### [EXERCISE DESCRIPTION]
Retype every record exactly. Skip the images.

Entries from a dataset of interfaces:
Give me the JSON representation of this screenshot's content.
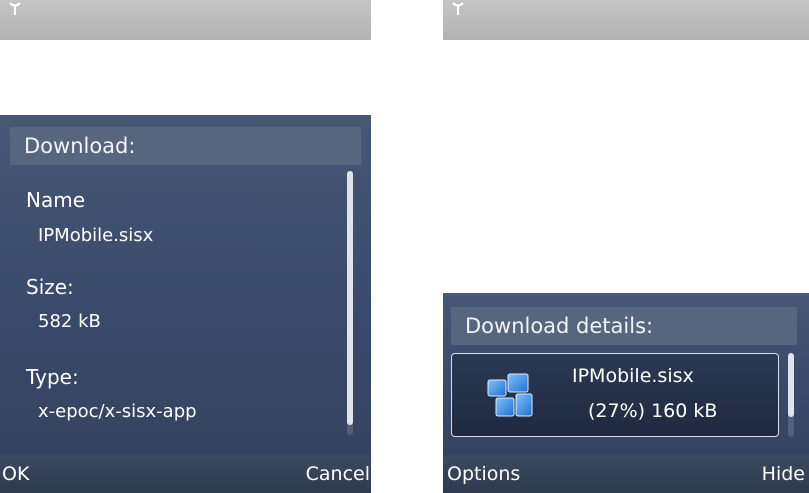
{
  "left_screen": {
    "dialog_title": "Download:",
    "fields": [
      {
        "label": "Name",
        "value": "IPMobile.sisx"
      },
      {
        "label": "Size:",
        "value": "582 kB"
      },
      {
        "label": "Type:",
        "value": "x-epoc/x-sisx-app"
      }
    ],
    "softkeys": {
      "left": "OK",
      "right": "Cancel"
    }
  },
  "right_screen": {
    "dialog_title": "Download details:",
    "download": {
      "name": "IPMobile.sisx",
      "progress_text": "(27%) 160 kB",
      "progress_percent": 27
    },
    "softkeys": {
      "left": "Options",
      "right": "Hide"
    }
  },
  "icons": {
    "signal": "signal-antenna-icon",
    "installer": "sis-installer-icon"
  },
  "colors": {
    "dialog_bg": "#3a4b6b",
    "title_bar": "#56667f",
    "status_bar": "#bcbcbc",
    "text": "#ffffff"
  }
}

### [WRITTEN SOLUTION]
Give me the JSON representation of this screenshot's content.
{
  "left_screen": {
    "dialog_title": "Download:",
    "fields": [
      {
        "label": "Name",
        "value": "IPMobile.sisx"
      },
      {
        "label": "Size:",
        "value": "582 kB"
      },
      {
        "label": "Type:",
        "value": "x-epoc/x-sisx-app"
      }
    ],
    "softkeys": {
      "left": "OK",
      "right": "Cancel"
    }
  },
  "right_screen": {
    "dialog_title": "Download details:",
    "download": {
      "name": "IPMobile.sisx",
      "progress_text": "(27%) 160 kB",
      "progress_percent": 27
    },
    "softkeys": {
      "left": "Options",
      "right": "Hide"
    }
  },
  "icons": {
    "signal": "signal-antenna-icon",
    "installer": "sis-installer-icon"
  },
  "colors": {
    "dialog_bg": "#3a4b6b",
    "title_bar": "#56667f",
    "status_bar": "#bcbcbc",
    "text": "#ffffff"
  }
}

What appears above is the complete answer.